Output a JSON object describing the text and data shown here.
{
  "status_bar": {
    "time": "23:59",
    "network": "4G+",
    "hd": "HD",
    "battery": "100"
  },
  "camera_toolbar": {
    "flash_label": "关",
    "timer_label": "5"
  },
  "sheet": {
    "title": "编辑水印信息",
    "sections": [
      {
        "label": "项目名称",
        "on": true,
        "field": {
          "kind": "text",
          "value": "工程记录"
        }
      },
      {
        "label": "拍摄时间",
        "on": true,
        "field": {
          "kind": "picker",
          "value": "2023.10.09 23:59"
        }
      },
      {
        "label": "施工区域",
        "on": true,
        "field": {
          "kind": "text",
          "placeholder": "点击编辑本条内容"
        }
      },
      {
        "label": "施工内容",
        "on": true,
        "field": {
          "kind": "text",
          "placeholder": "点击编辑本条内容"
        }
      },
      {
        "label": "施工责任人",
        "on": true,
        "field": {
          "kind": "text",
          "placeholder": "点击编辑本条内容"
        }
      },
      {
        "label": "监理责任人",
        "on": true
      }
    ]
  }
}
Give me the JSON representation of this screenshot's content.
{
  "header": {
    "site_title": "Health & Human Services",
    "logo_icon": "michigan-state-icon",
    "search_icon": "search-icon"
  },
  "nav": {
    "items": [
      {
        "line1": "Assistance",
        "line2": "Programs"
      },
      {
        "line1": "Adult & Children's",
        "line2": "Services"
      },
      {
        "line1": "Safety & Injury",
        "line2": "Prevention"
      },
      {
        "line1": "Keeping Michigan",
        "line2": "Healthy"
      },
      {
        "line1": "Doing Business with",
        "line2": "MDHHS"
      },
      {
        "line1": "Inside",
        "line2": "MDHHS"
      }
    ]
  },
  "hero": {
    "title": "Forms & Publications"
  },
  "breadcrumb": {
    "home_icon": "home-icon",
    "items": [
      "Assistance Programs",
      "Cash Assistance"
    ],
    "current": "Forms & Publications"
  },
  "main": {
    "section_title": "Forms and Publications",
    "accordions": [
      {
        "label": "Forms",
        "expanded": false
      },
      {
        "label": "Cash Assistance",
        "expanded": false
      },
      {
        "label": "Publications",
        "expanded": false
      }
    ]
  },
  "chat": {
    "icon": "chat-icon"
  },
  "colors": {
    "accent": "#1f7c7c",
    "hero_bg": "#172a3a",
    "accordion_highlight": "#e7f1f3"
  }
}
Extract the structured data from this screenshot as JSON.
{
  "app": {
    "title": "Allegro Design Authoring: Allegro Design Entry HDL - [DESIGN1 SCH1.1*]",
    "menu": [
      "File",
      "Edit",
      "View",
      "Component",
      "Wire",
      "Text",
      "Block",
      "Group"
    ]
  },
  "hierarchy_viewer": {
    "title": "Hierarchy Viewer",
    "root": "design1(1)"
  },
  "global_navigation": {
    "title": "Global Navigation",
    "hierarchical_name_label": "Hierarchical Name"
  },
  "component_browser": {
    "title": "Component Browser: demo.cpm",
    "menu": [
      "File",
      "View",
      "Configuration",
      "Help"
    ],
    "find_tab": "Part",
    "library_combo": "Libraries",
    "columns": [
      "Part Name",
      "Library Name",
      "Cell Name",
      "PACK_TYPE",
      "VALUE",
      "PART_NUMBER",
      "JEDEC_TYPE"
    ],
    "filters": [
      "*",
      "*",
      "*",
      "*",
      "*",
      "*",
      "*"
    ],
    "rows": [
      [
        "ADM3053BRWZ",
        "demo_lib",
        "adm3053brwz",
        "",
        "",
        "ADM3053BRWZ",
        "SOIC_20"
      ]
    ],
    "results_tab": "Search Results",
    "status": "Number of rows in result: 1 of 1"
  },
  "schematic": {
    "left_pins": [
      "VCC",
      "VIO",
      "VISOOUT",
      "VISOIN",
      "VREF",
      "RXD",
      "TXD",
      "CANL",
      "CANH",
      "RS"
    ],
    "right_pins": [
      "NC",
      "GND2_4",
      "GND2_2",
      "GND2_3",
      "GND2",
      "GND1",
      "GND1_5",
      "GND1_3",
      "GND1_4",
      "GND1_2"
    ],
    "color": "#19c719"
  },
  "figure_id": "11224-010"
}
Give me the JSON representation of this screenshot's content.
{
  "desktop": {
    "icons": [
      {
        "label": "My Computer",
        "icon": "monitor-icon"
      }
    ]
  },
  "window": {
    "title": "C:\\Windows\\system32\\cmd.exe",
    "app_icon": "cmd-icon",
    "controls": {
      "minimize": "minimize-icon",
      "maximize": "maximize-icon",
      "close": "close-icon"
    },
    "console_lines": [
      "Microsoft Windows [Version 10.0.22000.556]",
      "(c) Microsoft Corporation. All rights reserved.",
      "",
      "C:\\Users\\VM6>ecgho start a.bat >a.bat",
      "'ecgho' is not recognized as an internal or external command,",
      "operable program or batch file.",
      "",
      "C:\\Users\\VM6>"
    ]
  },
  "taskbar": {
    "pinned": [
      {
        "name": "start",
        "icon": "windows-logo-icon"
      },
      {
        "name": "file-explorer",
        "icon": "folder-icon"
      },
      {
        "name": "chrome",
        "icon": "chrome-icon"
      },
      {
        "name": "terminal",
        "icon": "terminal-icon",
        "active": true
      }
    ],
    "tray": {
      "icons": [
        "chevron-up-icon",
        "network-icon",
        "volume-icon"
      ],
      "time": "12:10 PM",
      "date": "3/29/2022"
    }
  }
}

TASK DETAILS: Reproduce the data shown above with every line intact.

RESPONSE AREA:
Output a JSON object describing the text and data shown here.
{
  "status_bar": {
    "time": "23:59",
    "network": "4G+",
    "hd": "HD",
    "battery": "100"
  },
  "camera_toolbar": {
    "flash_label": "关",
    "timer_label": "5"
  },
  "sheet": {
    "title": "编辑水印信息",
    "sections": [
      {
        "label": "项目名称",
        "on": true,
        "field": {
          "kind": "text",
          "value": "工程记录"
        }
      },
      {
        "label": "拍摄时间",
        "on": true,
        "field": {
          "kind": "picker",
          "value": "2023.10.09 23:59"
        }
      },
      {
        "label": "施工区域",
        "on": true,
        "field": {
          "kind": "text",
          "placeholder": "点击编辑本条内容"
        }
      },
      {
        "label": "施工内容",
        "on": true,
        "field": {
          "kind": "text",
          "placeholder": "点击编辑本条内容"
        }
      },
      {
        "label": "施工责任人",
        "on": true,
        "field": {
          "kind": "text",
          "placeholder": "点击编辑本条内容"
        }
      },
      {
        "label": "监理责任人",
        "on": true
      }
    ]
  }
}
Give me the JSON representation of this screenshot's content.
{
  "header": {
    "site_title": "Health & Human Services",
    "logo_icon": "michigan-state-icon",
    "search_icon": "search-icon"
  },
  "nav": {
    "items": [
      {
        "line1": "Assistance",
        "line2": "Programs"
      },
      {
        "line1": "Adult & Children's",
        "line2": "Services"
      },
      {
        "line1": "Safety & Injury",
        "line2": "Prevention"
      },
      {
        "line1": "Keeping Michigan",
        "line2": "Healthy"
      },
      {
        "line1": "Doing Business with",
        "line2": "MDHHS"
      },
      {
        "line1": "Inside",
        "line2": "MDHHS"
      }
    ]
  },
  "hero": {
    "title": "Forms & Publications"
  },
  "breadcrumb": {
    "home_icon": "home-icon",
    "items": [
      "Assistance Programs",
      "Cash Assistance"
    ],
    "current": "Forms & Publications"
  },
  "main": {
    "section_title": "Forms and Publications",
    "accordions": [
      {
        "label": "Forms",
        "expanded": false
      },
      {
        "label": "Cash Assistance",
        "expanded": false
      },
      {
        "label": "Publications",
        "expanded": false
      }
    ]
  },
  "chat": {
    "icon": "chat-icon"
  },
  "colors": {
    "accent": "#1f7c7c",
    "hero_bg": "#172a3a",
    "accordion_highlight": "#e7f1f3"
  }
}
Extract the structured data from this screenshot as JSON.
{
  "app": {
    "title": "Allegro Design Authoring: Allegro Design Entry HDL - [DESIGN1 SCH1.1*]",
    "menu": [
      "File",
      "Edit",
      "View",
      "Component",
      "Wire",
      "Text",
      "Block",
      "Group"
    ]
  },
  "hierarchy_viewer": {
    "title": "Hierarchy Viewer",
    "root": "design1(1)"
  },
  "global_navigation": {
    "title": "Global Navigation",
    "hierarchical_name_label": "Hierarchical Name"
  },
  "component_browser": {
    "title": "Component Browser: demo.cpm",
    "menu": [
      "File",
      "View",
      "Configuration",
      "Help"
    ],
    "find_tab": "Part",
    "library_combo": "Libraries",
    "columns": [
      "Part Name",
      "Library Name",
      "Cell Name",
      "PACK_TYPE",
      "VALUE",
      "PART_NUMBER",
      "JEDEC_TYPE"
    ],
    "filters": [
      "*",
      "*",
      "*",
      "*",
      "*",
      "*",
      "*"
    ],
    "rows": [
      [
        "ADM3053BRWZ",
        "demo_lib",
        "adm3053brwz",
        "",
        "",
        "ADM3053BRWZ",
        "SOIC_20"
      ]
    ],
    "results_tab": "Search Results",
    "status": "Number of rows in result: 1 of 1"
  },
  "schematic": {
    "left_pins": [
      "VCC",
      "VIO",
      "VISOOUT",
      "VISOIN",
      "VREF",
      "RXD",
      "TXD",
      "CANL",
      "CANH",
      "RS"
    ],
    "right_pins": [
      "NC",
      "GND2_4",
      "GND2_2",
      "GND2_3",
      "GND2",
      "GND1",
      "GND1_5",
      "GND1_3",
      "GND1_4",
      "GND1_2"
    ],
    "color": "#19c719"
  },
  "figure_id": "11224-010"
}
Give me the JSON representation of this screenshot's content.
{
  "desktop": {
    "icons": [
      {
        "label": "My Computer",
        "icon": "monitor-icon"
      }
    ]
  },
  "window": {
    "title": "C:\\Windows\\system32\\cmd.exe",
    "app_icon": "cmd-icon",
    "controls": {
      "minimize": "minimize-icon",
      "maximize": "maximize-icon",
      "close": "close-icon"
    },
    "console_lines": [
      "Microsoft Windows [Version 10.0.22000.556]",
      "(c) Microsoft Corporation. All rights reserved.",
      "",
      "C:\\Users\\VM6>ecgho start a.bat >a.bat",
      "'ecgho' is not recognized as an internal or external command,",
      "operable program or batch file.",
      "",
      "C:\\Users\\VM6>"
    ]
  },
  "taskbar": {
    "pinned": [
      {
        "name": "start",
        "icon": "windows-logo-icon"
      },
      {
        "name": "file-explorer",
        "icon": "folder-icon"
      },
      {
        "name": "chrome",
        "icon": "chrome-icon"
      },
      {
        "name": "terminal",
        "icon": "terminal-icon",
        "active": true
      }
    ],
    "tray": {
      "icons": [
        "chevron-up-icon",
        "network-icon",
        "volume-icon"
      ],
      "time": "12:10 PM",
      "date": "3/29/2022"
    }
  }
}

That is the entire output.